* Requirement: The listing below is to be reproduced in full, character for character.

-- Information shown follows --

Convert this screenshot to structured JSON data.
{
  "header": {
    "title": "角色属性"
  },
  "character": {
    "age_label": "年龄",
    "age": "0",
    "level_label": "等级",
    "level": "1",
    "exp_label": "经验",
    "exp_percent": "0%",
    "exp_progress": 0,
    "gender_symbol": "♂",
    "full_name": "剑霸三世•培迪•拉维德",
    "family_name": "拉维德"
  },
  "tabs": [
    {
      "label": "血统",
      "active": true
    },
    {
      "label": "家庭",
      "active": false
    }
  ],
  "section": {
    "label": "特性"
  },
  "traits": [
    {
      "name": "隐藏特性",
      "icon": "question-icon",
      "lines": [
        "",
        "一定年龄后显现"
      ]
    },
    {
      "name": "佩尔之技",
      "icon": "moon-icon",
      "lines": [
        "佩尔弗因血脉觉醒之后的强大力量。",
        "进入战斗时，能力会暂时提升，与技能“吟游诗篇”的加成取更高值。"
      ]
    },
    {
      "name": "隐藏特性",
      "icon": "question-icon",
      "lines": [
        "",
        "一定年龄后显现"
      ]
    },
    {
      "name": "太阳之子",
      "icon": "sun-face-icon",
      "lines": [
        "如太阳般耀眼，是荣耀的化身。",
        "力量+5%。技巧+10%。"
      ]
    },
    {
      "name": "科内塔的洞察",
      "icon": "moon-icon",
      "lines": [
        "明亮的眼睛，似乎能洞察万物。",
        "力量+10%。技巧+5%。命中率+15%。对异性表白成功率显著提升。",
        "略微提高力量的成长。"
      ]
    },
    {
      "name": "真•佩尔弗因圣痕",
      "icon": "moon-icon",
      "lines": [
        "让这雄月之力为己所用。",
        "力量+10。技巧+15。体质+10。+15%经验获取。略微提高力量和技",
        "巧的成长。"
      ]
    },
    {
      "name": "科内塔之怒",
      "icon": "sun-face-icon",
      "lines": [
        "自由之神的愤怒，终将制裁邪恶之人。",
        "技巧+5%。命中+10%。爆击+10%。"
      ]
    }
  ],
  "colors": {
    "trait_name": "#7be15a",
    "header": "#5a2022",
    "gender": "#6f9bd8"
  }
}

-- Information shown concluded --

* Solution:
Convert this screenshot to structured JSON data.
{
  "header": {
    "title": "角色属性"
  },
  "character": {
    "age_label": "年龄",
    "age": "0",
    "level_label": "等级",
    "level": "1",
    "exp_label": "经验",
    "exp_percent": "0%",
    "exp_progress": 0,
    "gender_symbol": "♂",
    "full_name": "剑霸三世•培迪•拉维德",
    "family_name": "拉维德"
  },
  "tabs": [
    {
      "label": "血统",
      "active": true
    },
    {
      "label": "家庭",
      "active": false
    }
  ],
  "section": {
    "label": "特性"
  },
  "traits": [
    {
      "name": "隐藏特性",
      "icon": "question-icon",
      "lines": [
        "",
        "一定年龄后显现"
      ]
    },
    {
      "name": "佩尔之技",
      "icon": "moon-icon",
      "lines": [
        "佩尔弗因血脉觉醒之后的强大力量。",
        "进入战斗时，能力会暂时提升，与技能“吟游诗篇”的加成取更高值。"
      ]
    },
    {
      "name": "隐藏特性",
      "icon": "question-icon",
      "lines": [
        "",
        "一定年龄后显现"
      ]
    },
    {
      "name": "太阳之子",
      "icon": "sun-face-icon",
      "lines": [
        "如太阳般耀眼，是荣耀的化身。",
        "力量+5%。技巧+10%。"
      ]
    },
    {
      "name": "科内塔的洞察",
      "icon": "moon-icon",
      "lines": [
        "明亮的眼睛，似乎能洞察万物。",
        "力量+10%。技巧+5%。命中率+15%。对异性表白成功率显著提升。",
        "略微提高力量的成长。"
      ]
    },
    {
      "name": "真•佩尔弗因圣痕",
      "icon": "moon-icon",
      "lines": [
        "让这雄月之力为己所用。",
        "力量+10。技巧+15。体质+10。+15%经验获取。略微提高力量和技",
        "巧的成长。"
      ]
    },
    {
      "name": "科内塔之怒",
      "icon": "sun-face-icon",
      "lines": [
        "自由之神的愤怒，终将制裁邪恶之人。",
        "技巧+5%。命中+10%。爆击+10%。"
      ]
    }
  ],
  "colors": {
    "trait_name": "#7be15a",
    "header": "#5a2022",
    "gender": "#6f9bd8"
  }
}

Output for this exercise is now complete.